Written by: Ana Staskevich, Staff Writer
Illustration by: Alice Zhang
Come now children, gather around the Convocation Mall fire pit and get your marshmallows ready. It is time to tell an old SFU fable . . .
Once upon a time, atop Burnaby Mountain, stood a proud and somewhat domineering university called SFU. Within this university lived two first-year students named Pauline and Barbara, enamoured with student life and learning. They both still had a twinkle in their eyes that had yet to be snuffed out by crazy tuition prices and 8:30 a.m. classes.
As the winter semester rolled around, SFU got the bright idea to up its student housing prices, because logic. One chilly November morning, the floor RA approached Barbara and Pauline, looking sorrowful.

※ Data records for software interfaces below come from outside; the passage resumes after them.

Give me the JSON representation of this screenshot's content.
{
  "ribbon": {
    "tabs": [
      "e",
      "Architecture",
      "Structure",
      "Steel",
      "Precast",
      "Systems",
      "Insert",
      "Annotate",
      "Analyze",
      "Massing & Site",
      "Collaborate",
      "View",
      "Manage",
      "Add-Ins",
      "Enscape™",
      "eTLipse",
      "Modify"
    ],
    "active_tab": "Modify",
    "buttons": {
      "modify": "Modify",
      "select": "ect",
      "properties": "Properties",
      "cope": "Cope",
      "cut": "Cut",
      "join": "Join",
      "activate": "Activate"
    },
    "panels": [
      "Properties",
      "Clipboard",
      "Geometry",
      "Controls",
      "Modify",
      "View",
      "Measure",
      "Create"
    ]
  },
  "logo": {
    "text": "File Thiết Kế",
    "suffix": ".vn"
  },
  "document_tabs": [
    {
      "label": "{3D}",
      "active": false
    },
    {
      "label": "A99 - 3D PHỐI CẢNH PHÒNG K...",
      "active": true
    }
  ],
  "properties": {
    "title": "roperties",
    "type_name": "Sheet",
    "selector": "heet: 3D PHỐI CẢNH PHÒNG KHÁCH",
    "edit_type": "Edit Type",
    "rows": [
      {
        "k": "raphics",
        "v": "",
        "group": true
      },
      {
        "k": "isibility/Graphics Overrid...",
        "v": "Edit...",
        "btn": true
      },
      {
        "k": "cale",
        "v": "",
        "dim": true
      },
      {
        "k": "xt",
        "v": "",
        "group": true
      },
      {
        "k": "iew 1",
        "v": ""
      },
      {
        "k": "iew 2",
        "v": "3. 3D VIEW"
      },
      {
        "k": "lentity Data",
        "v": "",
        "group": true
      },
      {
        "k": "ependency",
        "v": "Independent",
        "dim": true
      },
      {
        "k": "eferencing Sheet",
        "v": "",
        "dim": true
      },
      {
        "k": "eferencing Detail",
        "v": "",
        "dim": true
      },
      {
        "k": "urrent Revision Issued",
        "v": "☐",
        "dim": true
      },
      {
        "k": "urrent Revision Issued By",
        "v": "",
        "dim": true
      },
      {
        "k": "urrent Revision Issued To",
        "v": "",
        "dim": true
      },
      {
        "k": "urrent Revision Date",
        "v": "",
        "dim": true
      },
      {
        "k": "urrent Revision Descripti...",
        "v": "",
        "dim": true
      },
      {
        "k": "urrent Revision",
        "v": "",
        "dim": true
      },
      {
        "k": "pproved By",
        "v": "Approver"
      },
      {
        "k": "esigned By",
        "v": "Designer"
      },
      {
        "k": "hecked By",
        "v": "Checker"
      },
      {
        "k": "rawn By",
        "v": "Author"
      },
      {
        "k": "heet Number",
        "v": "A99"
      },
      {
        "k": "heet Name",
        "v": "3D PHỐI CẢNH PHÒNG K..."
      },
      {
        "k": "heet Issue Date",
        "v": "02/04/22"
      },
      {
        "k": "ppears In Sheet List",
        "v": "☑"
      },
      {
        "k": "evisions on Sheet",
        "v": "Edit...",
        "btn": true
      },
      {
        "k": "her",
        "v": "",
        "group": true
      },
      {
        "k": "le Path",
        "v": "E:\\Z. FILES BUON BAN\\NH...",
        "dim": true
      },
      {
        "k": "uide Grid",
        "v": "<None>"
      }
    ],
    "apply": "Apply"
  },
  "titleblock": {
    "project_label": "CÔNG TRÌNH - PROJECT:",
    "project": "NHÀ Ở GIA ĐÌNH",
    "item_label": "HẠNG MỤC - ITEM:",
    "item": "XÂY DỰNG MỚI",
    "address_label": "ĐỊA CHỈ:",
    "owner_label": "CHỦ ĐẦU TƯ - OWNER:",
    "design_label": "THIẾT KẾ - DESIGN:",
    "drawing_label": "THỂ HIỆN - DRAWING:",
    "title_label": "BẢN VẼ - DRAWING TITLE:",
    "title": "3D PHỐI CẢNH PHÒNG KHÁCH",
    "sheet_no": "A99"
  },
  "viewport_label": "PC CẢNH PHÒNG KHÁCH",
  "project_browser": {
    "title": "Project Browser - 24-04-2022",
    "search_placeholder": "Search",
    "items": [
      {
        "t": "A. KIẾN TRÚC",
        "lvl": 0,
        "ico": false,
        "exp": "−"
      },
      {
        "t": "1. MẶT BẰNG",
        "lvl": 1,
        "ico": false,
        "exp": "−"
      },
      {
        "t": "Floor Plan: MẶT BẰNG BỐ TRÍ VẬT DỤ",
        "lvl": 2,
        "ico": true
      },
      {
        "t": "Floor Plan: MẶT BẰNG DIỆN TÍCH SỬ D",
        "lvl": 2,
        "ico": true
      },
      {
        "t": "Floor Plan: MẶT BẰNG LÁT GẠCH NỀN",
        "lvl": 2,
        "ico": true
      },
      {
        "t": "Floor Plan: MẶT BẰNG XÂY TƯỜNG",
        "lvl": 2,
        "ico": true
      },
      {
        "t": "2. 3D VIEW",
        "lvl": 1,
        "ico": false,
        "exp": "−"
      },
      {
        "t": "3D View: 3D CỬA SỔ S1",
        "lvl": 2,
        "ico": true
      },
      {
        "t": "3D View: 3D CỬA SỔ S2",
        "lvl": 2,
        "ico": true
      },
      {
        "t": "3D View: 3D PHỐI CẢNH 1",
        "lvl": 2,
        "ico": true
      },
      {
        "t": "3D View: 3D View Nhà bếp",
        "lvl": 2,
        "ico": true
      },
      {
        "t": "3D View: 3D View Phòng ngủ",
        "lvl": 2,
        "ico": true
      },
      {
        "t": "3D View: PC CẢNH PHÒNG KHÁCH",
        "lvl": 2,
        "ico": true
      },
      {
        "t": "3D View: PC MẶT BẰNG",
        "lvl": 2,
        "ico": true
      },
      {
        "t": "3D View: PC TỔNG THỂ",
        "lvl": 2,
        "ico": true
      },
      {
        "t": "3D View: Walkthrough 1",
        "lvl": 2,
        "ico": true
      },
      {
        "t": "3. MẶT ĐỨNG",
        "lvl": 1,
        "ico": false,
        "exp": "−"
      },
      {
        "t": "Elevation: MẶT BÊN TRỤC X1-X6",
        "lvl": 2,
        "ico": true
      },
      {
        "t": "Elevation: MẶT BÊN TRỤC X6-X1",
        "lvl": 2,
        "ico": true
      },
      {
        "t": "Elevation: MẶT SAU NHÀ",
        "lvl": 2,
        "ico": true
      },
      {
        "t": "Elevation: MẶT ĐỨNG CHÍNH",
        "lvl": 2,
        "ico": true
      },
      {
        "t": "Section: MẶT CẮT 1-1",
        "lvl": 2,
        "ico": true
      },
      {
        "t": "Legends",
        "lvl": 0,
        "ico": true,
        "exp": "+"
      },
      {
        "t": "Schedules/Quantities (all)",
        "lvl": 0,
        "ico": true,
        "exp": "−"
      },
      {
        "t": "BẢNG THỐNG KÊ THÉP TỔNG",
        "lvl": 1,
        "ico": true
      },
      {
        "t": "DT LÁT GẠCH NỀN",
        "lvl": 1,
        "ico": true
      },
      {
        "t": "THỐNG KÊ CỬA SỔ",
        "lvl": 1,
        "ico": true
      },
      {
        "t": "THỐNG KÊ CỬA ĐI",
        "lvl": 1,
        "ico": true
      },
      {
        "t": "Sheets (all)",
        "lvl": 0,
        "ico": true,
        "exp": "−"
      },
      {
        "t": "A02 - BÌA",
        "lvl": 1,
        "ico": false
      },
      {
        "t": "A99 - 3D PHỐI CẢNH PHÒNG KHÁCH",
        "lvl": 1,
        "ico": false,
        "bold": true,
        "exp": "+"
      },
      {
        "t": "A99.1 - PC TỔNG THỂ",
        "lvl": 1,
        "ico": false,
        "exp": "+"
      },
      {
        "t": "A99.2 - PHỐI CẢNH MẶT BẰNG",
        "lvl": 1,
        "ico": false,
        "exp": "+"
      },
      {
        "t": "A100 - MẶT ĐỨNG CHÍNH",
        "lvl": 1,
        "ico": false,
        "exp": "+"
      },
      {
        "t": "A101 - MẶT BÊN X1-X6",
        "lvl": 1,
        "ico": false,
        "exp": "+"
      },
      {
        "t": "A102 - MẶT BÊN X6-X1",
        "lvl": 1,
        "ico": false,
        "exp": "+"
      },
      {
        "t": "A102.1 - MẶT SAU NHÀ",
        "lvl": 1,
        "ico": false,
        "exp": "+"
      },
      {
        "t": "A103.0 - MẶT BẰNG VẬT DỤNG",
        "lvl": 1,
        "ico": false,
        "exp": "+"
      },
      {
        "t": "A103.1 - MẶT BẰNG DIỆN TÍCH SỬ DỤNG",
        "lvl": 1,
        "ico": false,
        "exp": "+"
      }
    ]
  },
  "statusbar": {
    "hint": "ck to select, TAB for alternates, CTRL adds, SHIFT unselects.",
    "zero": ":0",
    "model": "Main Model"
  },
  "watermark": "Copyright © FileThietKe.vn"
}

They had gotten to know him well over the last few months — he would always sneak them snacks from the Dining Hall.
“I am sorry, but you have to leave the resident housing,” he said, wiping away one single tear. “You can’t afford it anymore, so we have to let you go.”
The RA quickly hurried away before Pauline and Barbara could say anything, and soon they found themselves huddled outside of the building, freezing and hungry. Snow started to dampen their jackets as night approached. Desperately, the duo began their journey further into the mountain, hoping to find another place to stay.
“You know, I heard students apparently live at this place called ‘The Library.’ Maybe we can go live there with everybody else,” Pauline suggested, adjusting the strap on her backpack filled with heavy textbooks. Little did she know she would never have to take them out of their plastic covering.
“That sounds like a good idea, I think that . . .” Barbara began to reply, but trailed off as she came face to face with a tall, tarp-covered metal barrier.
The duo fell quiet, listening to the snow softly falling around them. A blanket of darkness had been draped over the campus, but they could just make out the metal jungle before them. There it was . . . the Infamous AQ Construction Maze.
“There’s no way we can navigate this. . . why don’t we ball up our lecture notes and scatter them behind us so we can find our way back if we need to?” Barbara suggested, taking out her notebook.
“That’s actually really smart,” Pauline replied, “never heard of that original strategy before.”
They began to tear off pages from their notebooks, leaving a trail of doodles and math equations on the pavement.
The duo took a shortcut by the right side of Convocation Mall, completely passing their original destination and finding themselves lost in Robert C. Brown Hall. The further they went, the more the place looked like a dungeon — they couldn’t even get a stable Wi-Fi signal.
While it was barely 4 p.m., the outside looked dark and uninviting. The exhaustion was starting to set in, making them sluggish and slow. It was as though their limbs were full of lead.
Pauline stopped short in her tracks when she noticed a tiny office illuminated by a computer screen. It was like a beacon, enticing them to come inside. The duo went in and gathered around the computer.
“Hey Barbara, look!” Pauline said excitedly, already opening 50 tabs on the browser.
“The computer is unlocked. We can access the main system and the records.”
“Why don’t we just put our names back into the database for housing? We can have our home back!” Barbara exclaimed, looking over her shoulder.
The office was filled with loose paper — it was on the desk, on the cabinet, and even on the floor! If procrastination had some sort of physical embodiment, this would be it.
Right by the entrance, there were two plastic chairs, like the ones used in assemblies. They were pristine and untainted by the papers, which made them look oddly out of place.
Barbara considered pulling up one of them to sit by the desktop computer, but just then, the already ajar door let out a loud creak, and a tall shadowy figure came in. It stalked in, quiet as a snake and locked the door behind itself.